- They are the result of a genuine interaction between me as photographer and them as subjects of my photography – including the sleeping workers, to whom I spoke when they woke up soon after I took their picture. I feel my work was not only done for an ethical and worthwhile cause but also ethically produced. I feel it is legitimate to show it on an exhibition as long as I do not put my subjects out of context.
- They are visually uncluttered and the elements of design in them work well from a creative and expressive perspective. I believe they are photographs that attract the viewer’s attention, which is a pre-requisite for subsequently conveying information to them. I also thought that the first two images, being almost monochromatic, provided a balance for the highly saturated third image.
- In the first two images we can see the faces of the gold miners, but the face of the gold wearer remains anonymous in the third photograph. Interestingly, it is the gold miners in developing countries the ones whose faces we don’t see. I thought that the exhibition jury would pick up on the connotations of that.
The photograph of the two sleeping gold miners was selected by Foto8.
The final decision I had to make was to do with pricing the selected photograph. I had been paid for the job anyway; it was commissioned work. I felt awkward treating an image of two dusty Burkinabé gold miners as a commodity item. Isn’t an art gallery photograph a commodity object after all?
A can of worms.
So I priced the framed print at £350. The Host Gallery gets 50% of that. It has cost me £55 to print and frame it and a further £12 to send it by courier. And this is what my entry in the exhibition catalogue will read:
101. Jose Navarro
Séguénéga in northern Burkina Faso is suffering serious environmental damage due to the growth of gold mining. There are nine major mines where workers, mostly young men, are paid by the number of bags of stones they dig out. 90% of able people in northern Burkina have been drawn to these mines.
£350 (100% of the profit made by the photographer through print sales goes to support the work of Tree Aid in Burkina Faso – www.treeaid.org)
I had no desire to open that can of worms. I took the photograph of the two gold miners to tell a story.
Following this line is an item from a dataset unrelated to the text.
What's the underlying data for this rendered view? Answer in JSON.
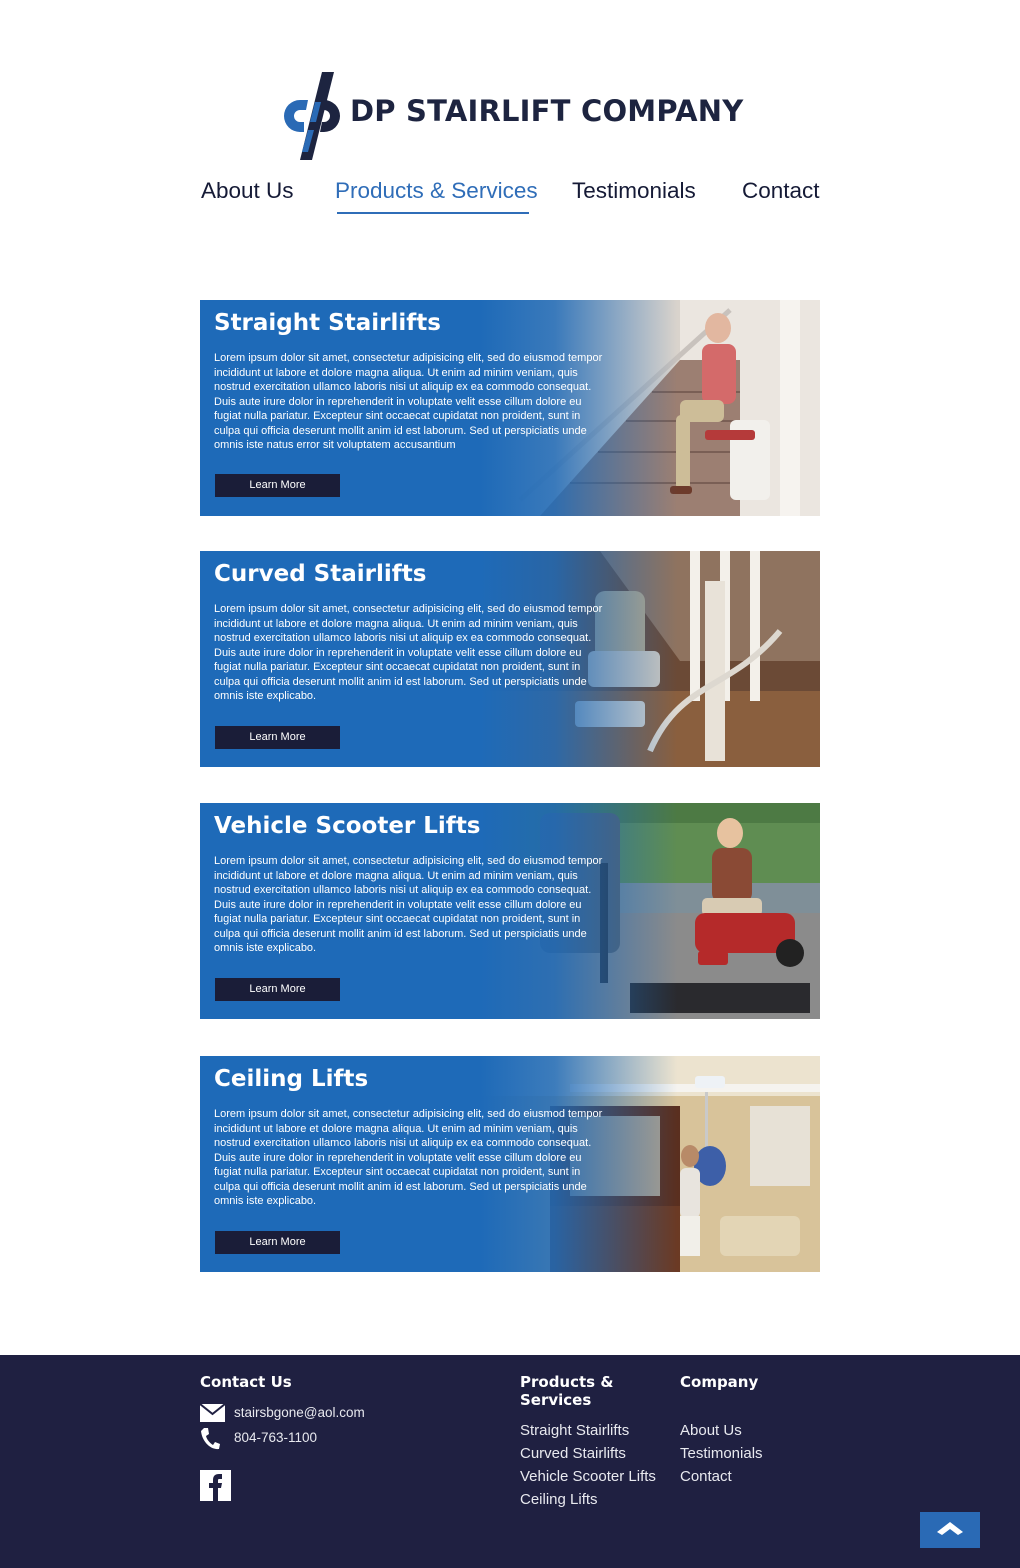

I was paid for it. And while a gallery is a perfectly good place to show documentary, I have no intention of making of those two miners objects of consumption.
That’s my answer to the questions I posed at the beginning of this article.
The exhibition will be on display at the Host Gallery 7th July – 18th Aug 2012. Make sure you go and see it because I have had a peek at the exhibition catalogue and there is very, very interesting work.